Exercise aim –
Repeat each entry as written, dropping any picture you find.
(The data Opens)
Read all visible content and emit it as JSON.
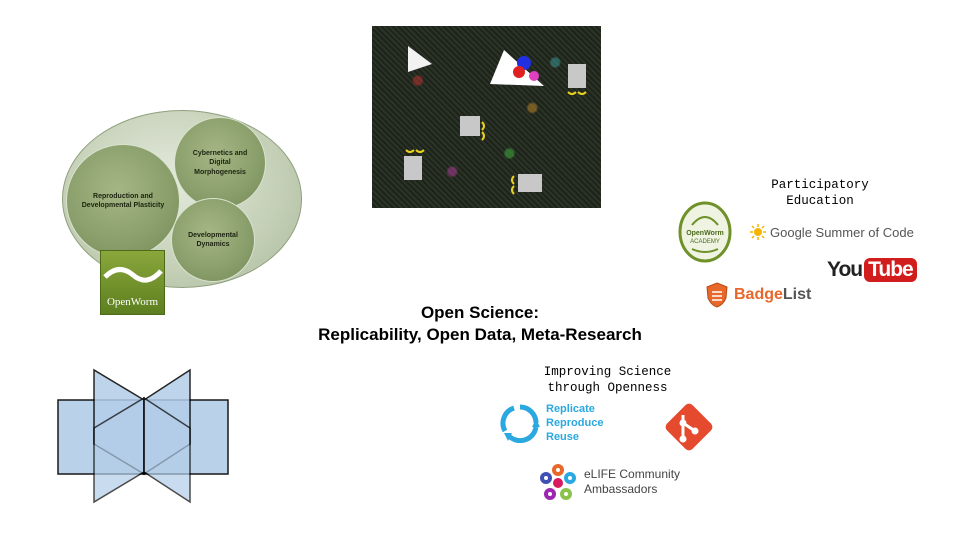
{
  "venn": {
    "circles": [
      "Reproduction and Developmental Plasticity",
      "Cybernetics and Digital Morphogenesis",
      "Developmental Dynamics"
    ]
  },
  "openworm_logo_text": "OpenWorm",
  "headline": {
    "line1": "Open Science:",
    "line2": "Replicability, Open Data, Meta-Research"
  },
  "participatory": {
    "title_line1": "Participatory",
    "title_line2": "Education",
    "academy_logo_text": "OpenWorm ACADEMY",
    "gsoc_text": "Google Summer of Code",
    "youtube_you": "You",
    "youtube_tube": "Tube",
    "badgelist_a": "Badge",
    "badgelist_b": "List"
  },
  "improving": {
    "title_line1": "Improving Science",
    "title_line2": "through Openness",
    "rrr": [
      "Replicate",
      "Reproduce",
      "Reuse"
    ],
    "elife_line1": "eLIFE Community",
    "elife_line2": "Ambassadors"
  },
  "colors": {
    "venn_green": "#8ba06c",
    "openworm_green": "#6f9128",
    "polygon_blue": "#b3cde8",
    "git_orange": "#e64a2e",
    "rrr_blue": "#2aa8df",
    "youtube_red": "#d21d1d",
    "badgelist_orange": "#e8672a"
  },
  "icons": [
    "openworm-logo",
    "openworm-academy-logo",
    "gsoc-sun-icon",
    "youtube-logo",
    "badgelist-shield-icon",
    "rrr-cycle-icon",
    "git-icon",
    "elife-ambassadors-icon"
  ]
}
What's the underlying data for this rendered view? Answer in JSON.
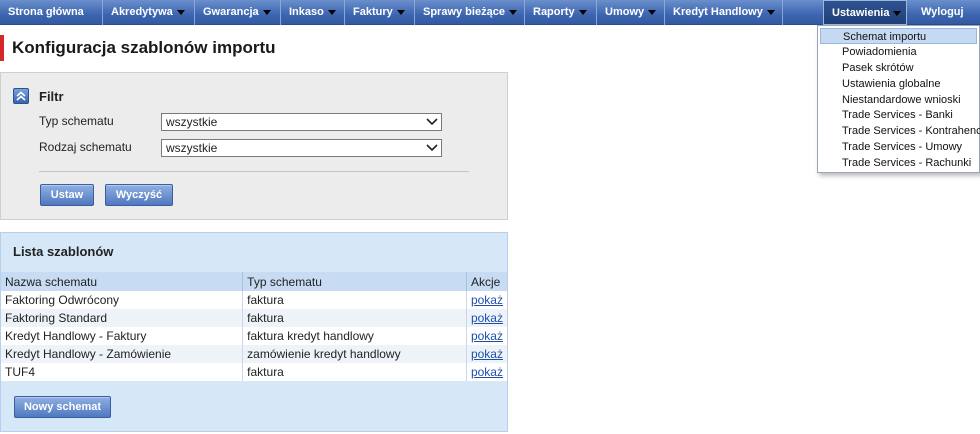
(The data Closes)
Problem solution –
Read all visible content and emit it as JSON.
{
  "venn": {
    "circles": [
      "Reproduction and Developmental Plasticity",
      "Cybernetics and Digital Morphogenesis",
      "Developmental Dynamics"
    ]
  },
  "openworm_logo_text": "OpenWorm",
  "headline": {
    "line1": "Open Science:",
    "line2": "Replicability, Open Data, Meta-Research"
  },
  "participatory": {
    "title_line1": "Participatory",
    "title_line2": "Education",
    "academy_logo_text": "OpenWorm ACADEMY",
    "gsoc_text": "Google Summer of Code",
    "youtube_you": "You",
    "youtube_tube": "Tube",
    "badgelist_a": "Badge",
    "badgelist_b": "List"
  },
  "improving": {
    "title_line1": "Improving Science",
    "title_line2": "through Openness",
    "rrr": [
      "Replicate",
      "Reproduce",
      "Reuse"
    ],
    "elife_line1": "eLIFE Community",
    "elife_line2": "Ambassadors"
  },
  "colors": {
    "venn_green": "#8ba06c",
    "openworm_green": "#6f9128",
    "polygon_blue": "#b3cde8",
    "git_orange": "#e64a2e",
    "rrr_blue": "#2aa8df",
    "youtube_red": "#d21d1d",
    "badgelist_orange": "#e8672a"
  },
  "icons": [
    "openworm-logo",
    "openworm-academy-logo",
    "gsoc-sun-icon",
    "youtube-logo",
    "badgelist-shield-icon",
    "rrr-cycle-icon",
    "git-icon",
    "elife-ambassadors-icon"
  ]
}
What's the underlying data for this rendered view? Answer in JSON.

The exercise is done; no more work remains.